Ashok Sen was quite a personality. My favourite Sen story is the time he showed up at a trial court to argue a case while it was in session. The poor magistrate took one look at him and jumped to his feet. Sen was sardonic as sin as he addressed the judge in his most clipped Oxbridge accent: ‘It is not the custom of the law for the Bench to rise for the Bar, my lord.’ Trust Sen to chuck a wicked ‘my lord’ at the bottom of the pecking order of judges! The judge shifted from foot to foot for a moment, and then sat down in confusion. In time, his confusion changed to pleasure. I mean, here was the great Ashok Sen, appearing in his court. When Sen’s case was called for hearing, the judge extended a friendly welcome and told him he was happy to hear his arguments. Sen was unmoved. ‘We are but lawyers, my lord, and appear everywhere. For the price of my professional fees, I will address a lamp post,’ he said.

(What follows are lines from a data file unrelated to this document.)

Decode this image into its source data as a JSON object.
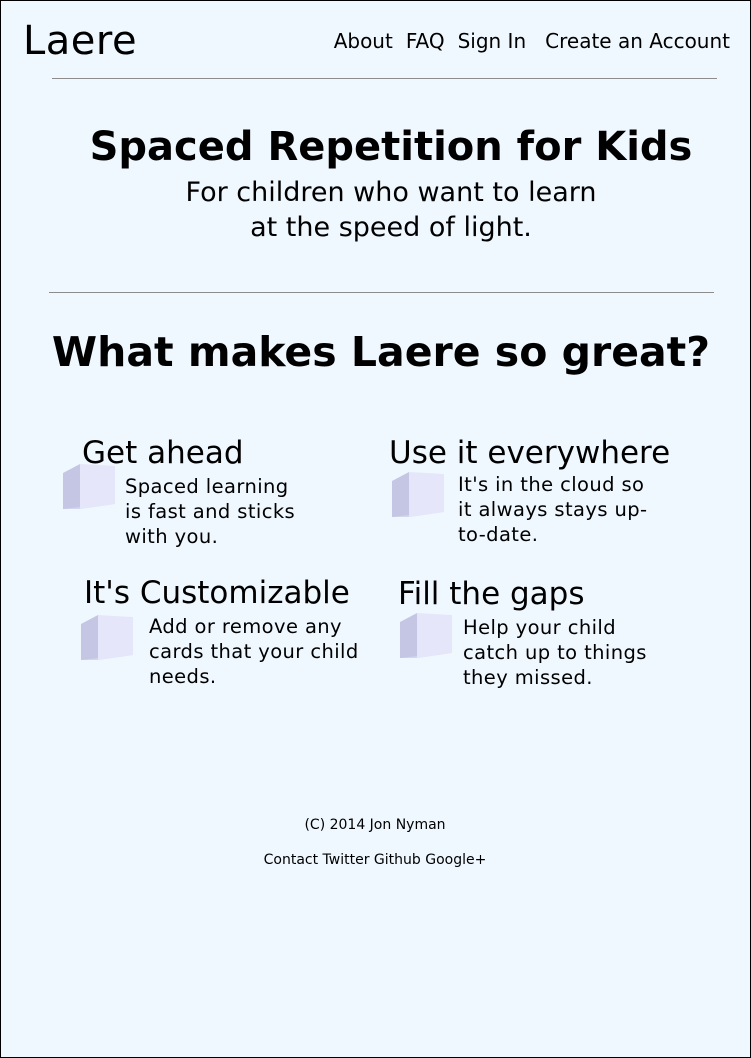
{
  "brand": "Laere",
  "nav": {
    "about": "About",
    "faq": "FAQ",
    "sign_in": "Sign In",
    "create_account": "Create an Account"
  },
  "hero": {
    "title": "Spaced Repetition for Kids",
    "subtitle_line1": "For children who want to learn",
    "subtitle_line2": "at the speed of light."
  },
  "features_heading": "What makes Laere so great?",
  "features": [
    {
      "title": "Get ahead",
      "lines": [
        "Spaced learning",
        "is fast and sticks",
        "with you."
      ],
      "icon": "cube-icon"
    },
    {
      "title": "Use it everywhere",
      "lines": [
        "It's in the cloud so",
        "it always stays up-",
        "to-date."
      ],
      "icon": "cube-icon"
    },
    {
      "title": "It's Customizable",
      "lines": [
        "Add or remove any",
        "cards that your child",
        "needs."
      ],
      "icon": "cube-icon"
    },
    {
      "title": "Fill the gaps",
      "lines": [
        "Help your child",
        "catch up to things",
        "they missed."
      ],
      "icon": "cube-icon"
    }
  ],
  "footer": {
    "copyright": "(C) 2014 Jon Nyman",
    "links": [
      "Contact",
      "Twitter",
      "Github",
      "Google+"
    ]
  },
  "colors": {
    "page_background": "#f0f8ff",
    "divider": "#8c8c8c",
    "cube_front": "#e6e6fa",
    "cube_side": "#c4c6e4",
    "cube_bottom": "#d4d6ee"
  }
}
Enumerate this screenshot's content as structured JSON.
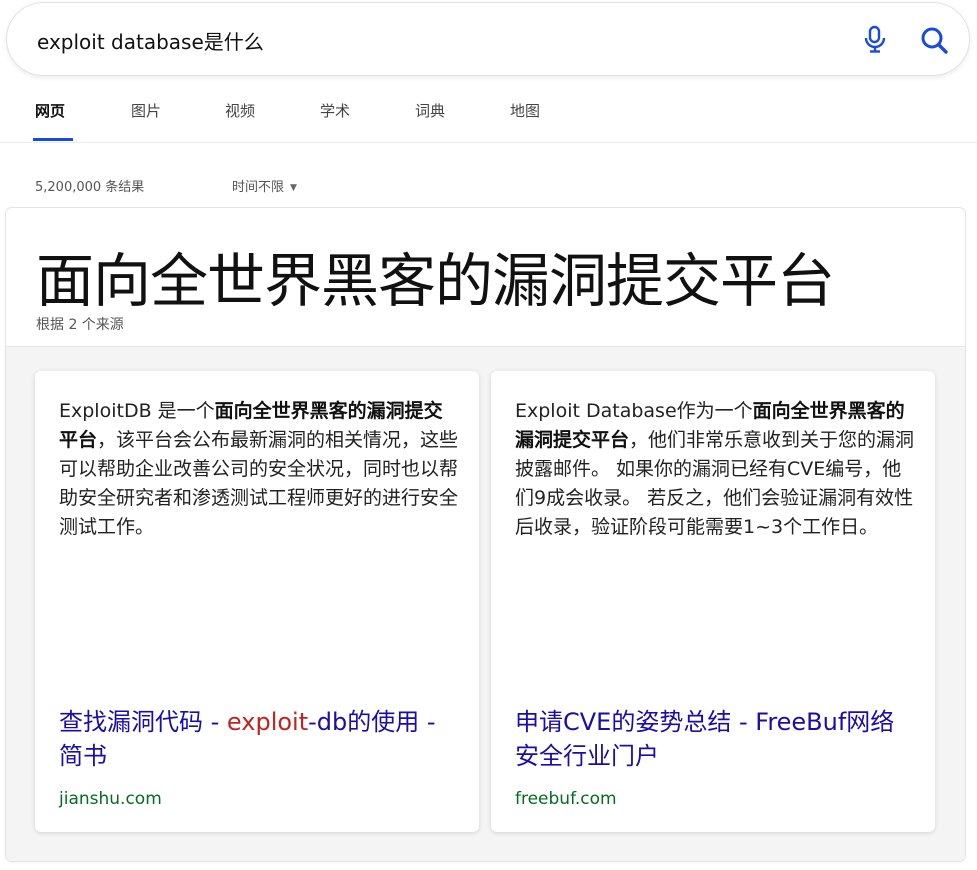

The guy who told me this story was convinced the judge never quite cut through the Queen’s English or the case would not have been won.
Naturally, I made my first trip to Sen’s chamber with great apprehension. I had never been in the presence of such eminence, let alone briefed such a senior lawyer. I knew neither the game, nor its rules and pitfalls… Sen was charming to a fault. He ‘settled’ the brief, meaning he read the written statement of defence I had made and meticulously corrected it with a red pencil. It was a typical British-era, UK educated top lawyer’s draft: restrained, minimal, limited to the hard facts without flourishes. I then went to my office, typed it up and sent it back to the client. This is where things started to go wrong. The client went and obtained another opinion from another paidal lawyer who hacked Sen’s draft to bits. He then sent this hatchet job back to me. This ‘client version’ wasn’t so much legal draft as a propaganda pamphlet, complete with extensive quotations from communications between boss and amorous interest, emotional excess and simulated tantrums. Clearly, the two drafts represented the mother of all cultural clashes. The client started to pressure me to file this Bollywood-screenplay version. I tried to contact Ashok Sen but he was out of the country. On the principle that the client was king, I filed the client’s extended edition... and invited myself to my own funeral.
When Sen heard I had changed his ‘settled draft’, he refused to appear. I called up the journalist and was told it had to be Sen or nothing. Sen sat on his ego, the journalist sat on his ‘client’s prerogative’ and I got it from both ends. This was my first experience of independently briefing a truly all-time-great counsel and as the great sages who meditated in the Himalayas for a thousand years would have put it, it was a case of Pratham Chumbanaan, Danth Bhajnam, translated from the Sanskrit roughly as ‘First kiss, broke teeth’! Ultimately, it came down to how low I would bend and how much humiliation I would take from Sen before his anger subsided and he agreed to appear. Running litigation for a law firm was a brutal life. And this was no isolated case...